Authors: Giraudeau, Mathieu; Sepp, Tuul; Ujvari, Beata; et al.
Brief summary of the paper:
Extensive diversity (genetic, cytogenetic, epigenetic and phenotypic) exists within and between tumours, but reasons behind these variations, as well as their consistent hierarchical pattern between organs, are poorly understood at the moment.
We argue that these phenomena are, at least partially, explainable by the evolutionary ecology of organs’ theory, in the same way that environmental adversity shapes mutation rates and level of polymorphism in organisms.
Organs in organisms can be considered as specialized ecosystems that are, for ecological and evolutionary reasons, more or less efficient at suppressing tumours.

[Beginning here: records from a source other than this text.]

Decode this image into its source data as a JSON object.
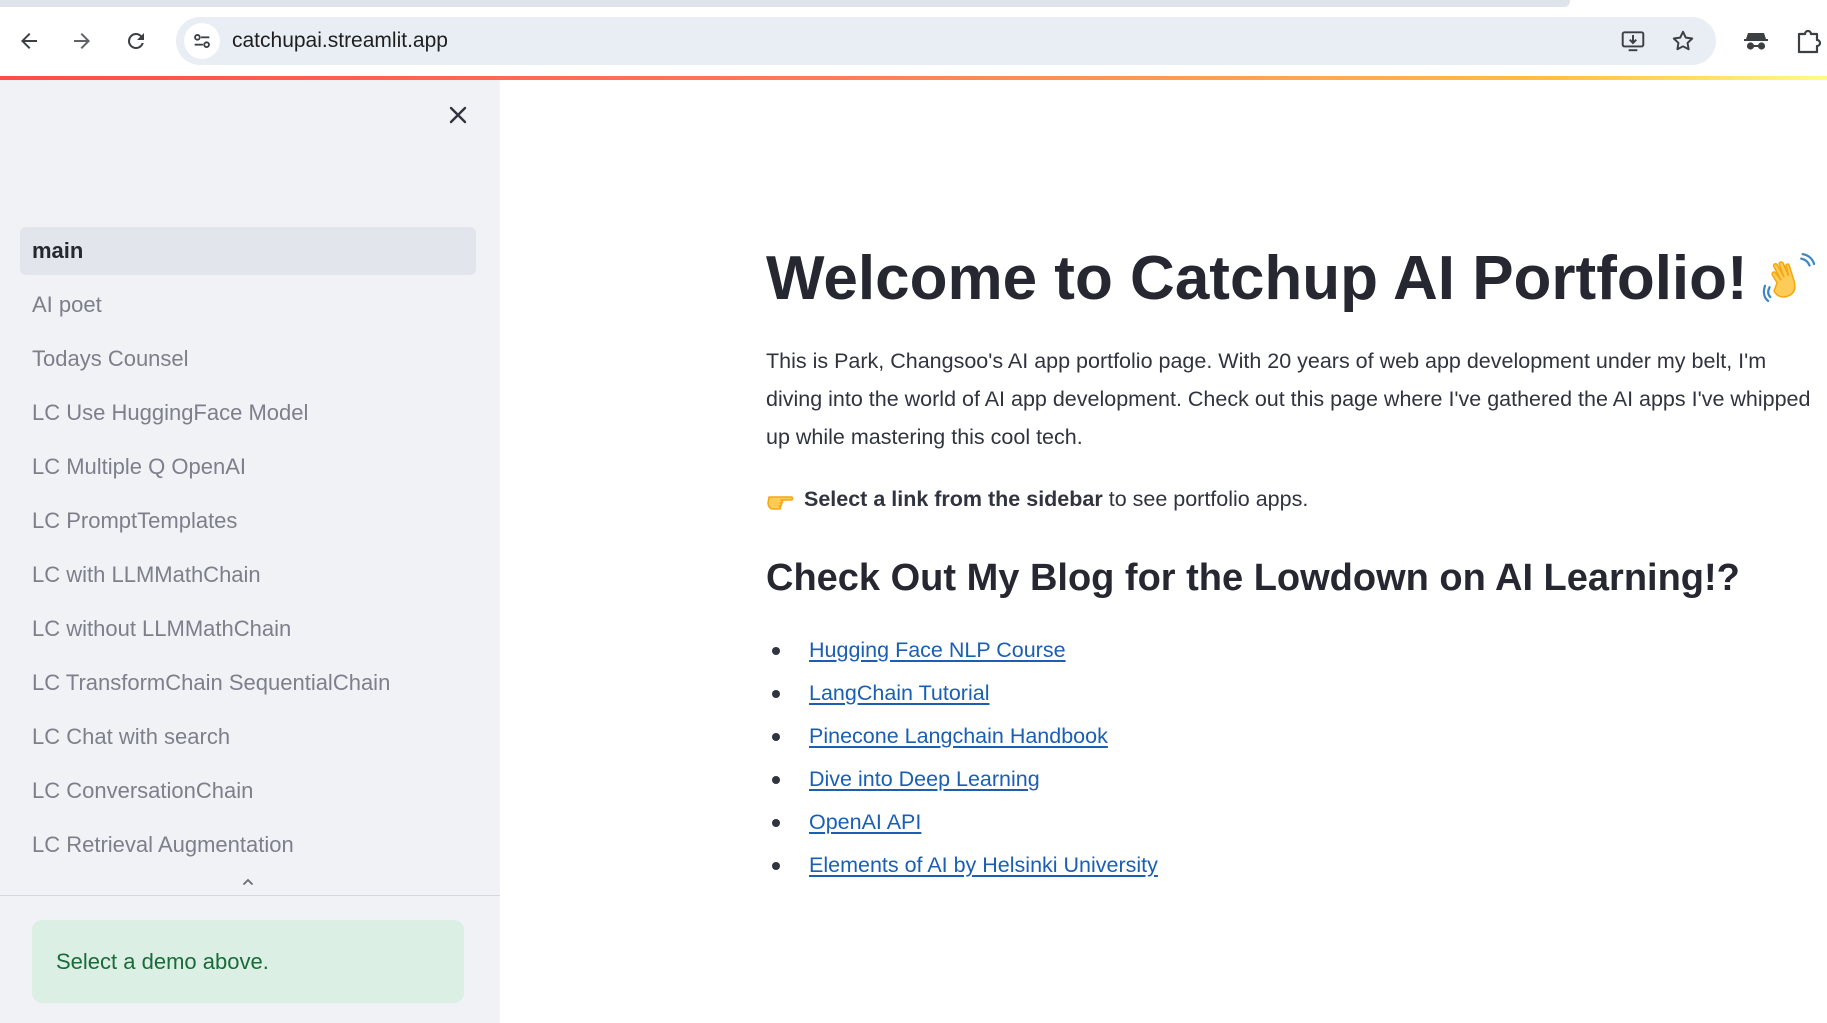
{
  "browser": {
    "url": "catchupai.streamlit.app"
  },
  "sidebar": {
    "items": [
      {
        "label": "main",
        "active": true
      },
      {
        "label": "AI poet"
      },
      {
        "label": "Todays Counsel"
      },
      {
        "label": "LC Use HuggingFace Model"
      },
      {
        "label": "LC Multiple Q OpenAI"
      },
      {
        "label": "LC PromptTemplates"
      },
      {
        "label": "LC with LLMMathChain"
      },
      {
        "label": "LC without LLMMathChain"
      },
      {
        "label": "LC TransformChain SequentialChain"
      },
      {
        "label": "LC Chat with search"
      },
      {
        "label": "LC ConversationChain"
      },
      {
        "label": "LC Retrieval Augmentation"
      }
    ],
    "info_message": "Select a demo above."
  },
  "main": {
    "title": "Welcome to Catchup AI Portfolio!",
    "intro": "This is Park, Changsoo's AI app portfolio page. With 20 years of web app development under my belt, I'm diving into the world of AI app development. Check out this page where I've gathered the AI apps I've whipped up while mastering this cool tech.",
    "select_bold": "Select a link from the sidebar",
    "select_rest": "to see portfolio apps.",
    "blog_heading": "Check Out My Blog for the Lowdown on AI Learning!?",
    "links": [
      "Hugging Face NLP Course",
      "LangChain Tutorial",
      "Pinecone Langchain Handbook",
      "Dive into Deep Learning",
      "OpenAI API",
      "Elements of AI by Helsinki University"
    ]
  },
  "icons": {
    "back": "arrow-left-icon",
    "forward": "arrow-right-icon",
    "reload": "reload-icon",
    "site_info": "tune-icon",
    "install": "install-app-icon",
    "bookmark": "star-icon",
    "incognito": "incognito-icon",
    "extensions": "puzzle-icon",
    "close": "close-icon",
    "collapse": "chevron-up-icon",
    "wave": "waving-hand-icon",
    "point": "pointing-hand-icon"
  },
  "colors": {
    "accent_bar_start": "#ff4b4b",
    "accent_bar_end": "#fffd80",
    "sidebar_bg": "#f0f2f6",
    "link": "#1a5fb4",
    "success_bg": "#dcefe4",
    "success_text": "#1a6b3a"
  }
}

When a malignancy does arise in an organ applying strong selection pressure on tumours, its constituent cells are expected to display a large range of possible surviving strategies, from hyper mutator phenotypes relying on bet-hedging to persist (high mutation rates and high diversity), to few poorly variable variants that become invisible to natural defences.

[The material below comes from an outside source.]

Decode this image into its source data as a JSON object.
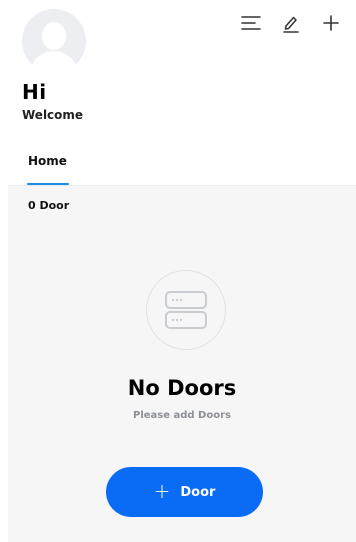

In contrast, when tumour suppression is weaker, selective pressure favouring extreme surviving strategies is relaxed, and tumours are moderately variable as a result. We provide a comprehensive overview of this hypothesis.

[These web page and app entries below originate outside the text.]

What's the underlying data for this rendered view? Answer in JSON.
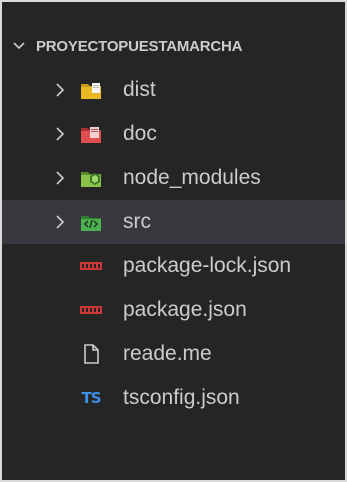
{
  "explorer": {
    "section_title": "PROYECTOPUESTAMARCHA",
    "section_icon": "chevron-down-icon",
    "items": [
      {
        "label": "dist",
        "kind": "folder",
        "icon": "folder-dist-icon",
        "color": "#e8b923"
      },
      {
        "label": "doc",
        "kind": "folder",
        "icon": "folder-doc-icon",
        "color": "#e04f4f"
      },
      {
        "label": "node_modules",
        "kind": "folder",
        "icon": "folder-node-modules-icon",
        "color": "#8bc34a"
      },
      {
        "label": "src",
        "kind": "folder",
        "icon": "folder-src-icon",
        "color": "#4caf50",
        "selected": true
      },
      {
        "label": "package-lock.json",
        "kind": "file",
        "icon": "npm-icon",
        "color": "#cb3837"
      },
      {
        "label": "package.json",
        "kind": "file",
        "icon": "npm-icon",
        "color": "#cb3837"
      },
      {
        "label": "reade.me",
        "kind": "file",
        "icon": "document-icon",
        "color": "#cccccc"
      },
      {
        "label": "tsconfig.json",
        "kind": "file",
        "icon": "tsconfig-icon",
        "color": "#3b8eea"
      }
    ]
  },
  "icons": {
    "tsconfig_glyph": "TS"
  },
  "colors": {
    "background": "#252526",
    "selected_row": "#37373d",
    "text": "#cccccc",
    "frame": "#d9d9d9"
  }
}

Lay summary: Different levels of mutations and intra-tumour heterogeneity have been observed between cancer types and organs. Anti-cancer defences are unequal between our organs. We propose that mostly aggressive neoplasms (i.e. higher mutational and ITH levels), succeed in emerging and developing in organs with strong defences.